Patel proposes the so-called OPERA hypothesis with which he explains why music is beneficial for many language functions. According to the OPERA hypothesis, when these conditions are met, neural plasticity drives the networks in question to function with higher precision than needed for ordinary speech communication. While Patel's paper is more an opinion paper that puts musical expertise into a broader context, the seven other reviews more or less emphasize specific aspects of the current literature on music and language.
Milovanov and Tervaniemi underscore the beneficial influence of musical aptitude on the acquisition linguistic skills as for example in acquiring a second language. In their extensive review of the literature, Besson et al. Shahin article reviews neurophysiological evidence supporting an influence of musical training on speech perception at the sensory level, and the question is discussed whether such transfer could facilitate speech perception in individuals with hearing loss.
This review also explains the basic neurophysiological measures used in the neurophysiological studies of speech and music perception.
Schon and Francois present a review in which they focus on a series of electrophysiological studies that investigated speech segmentation and the extraction of linguistic versus musical information. They demonstrated that musical expertise facilitates the learning of both linguistic and musical structures.
A further point is that electrophysiological measures are often more sensitive for identifying music-related differences than behavioral measures. Taken together, this special issue provides a comprehensive summary of the current knowledge on the tight relationship between music and language functions. Thus, musical training may aid in the prevention, rehabilitation, and remediation of a wide range of language, listening, and learning impairments.

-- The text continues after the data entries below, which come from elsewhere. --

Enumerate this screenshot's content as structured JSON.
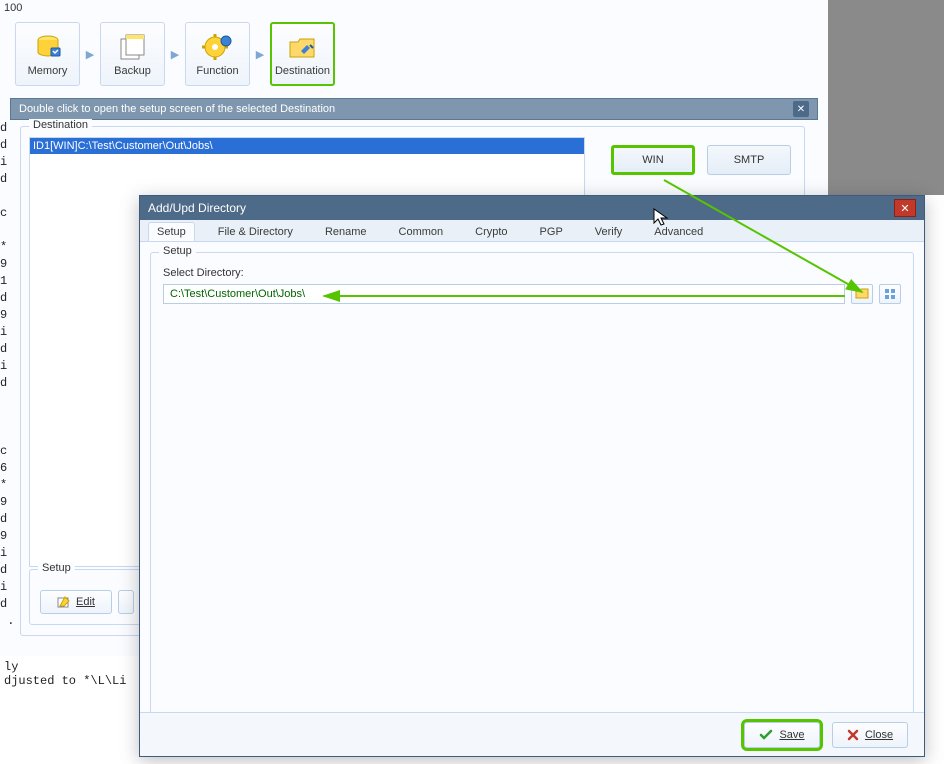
{
  "top_label": "100",
  "toolbar": [
    {
      "label": "Memory"
    },
    {
      "label": "Backup"
    },
    {
      "label": "Function"
    },
    {
      "label": "Destination"
    }
  ],
  "panel_info": "Double click to open the setup screen of the selected Destination",
  "dest_group_legend": "Destination",
  "dest_row": "ID1[WIN]C:\\Test\\Customer\\Out\\Jobs\\",
  "type_buttons": {
    "win": "WIN",
    "smtp": "SMTP"
  },
  "setup_group_legend": "Setup",
  "edit_label": "Edit",
  "dialog": {
    "title": "Add/Upd Directory",
    "tabs": [
      "Setup",
      "File & Directory",
      "Rename",
      "Common",
      "Crypto",
      "PGP",
      "Verify",
      "Advanced"
    ],
    "setup_legend": "Setup",
    "select_dir_label": "Select Directory:",
    "path": "C:\\Test\\Customer\\Out\\Jobs\\",
    "save": "Save",
    "close": "Close"
  },
  "code_line1": "ly",
  "code_line2": "djusted to *\\L\\Li",
  "left_code": "d\nd\ni\nd\n \nc\n \n*\n9\n1\nd\n9\ni\nd\ni\nd\n \n \n \nc\n6\n*\n9\nd\n9\ni\nd\ni\nd\n ."
}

On the other hand, this body of evidence might shed new light on how the human brain uses shared network capabilities to generate and control different functions.
Disorders of pitch production in tone deafness.
Transfer of training between music and speech: Cerebral dominance in musicians and nonmusicians. The effect of a music program on phonological awareness in preschoolers.
Does Music Training Enhance Literacy Skills? A Meta-Analysis
Implicit memory in music and language. Native experience with a tone language enhances pitch discrimination and the timing of neural responses to pitch change.
Effects of practice and experience on the arcuate fasciculus: The influence of task-irrelevant music on language processing: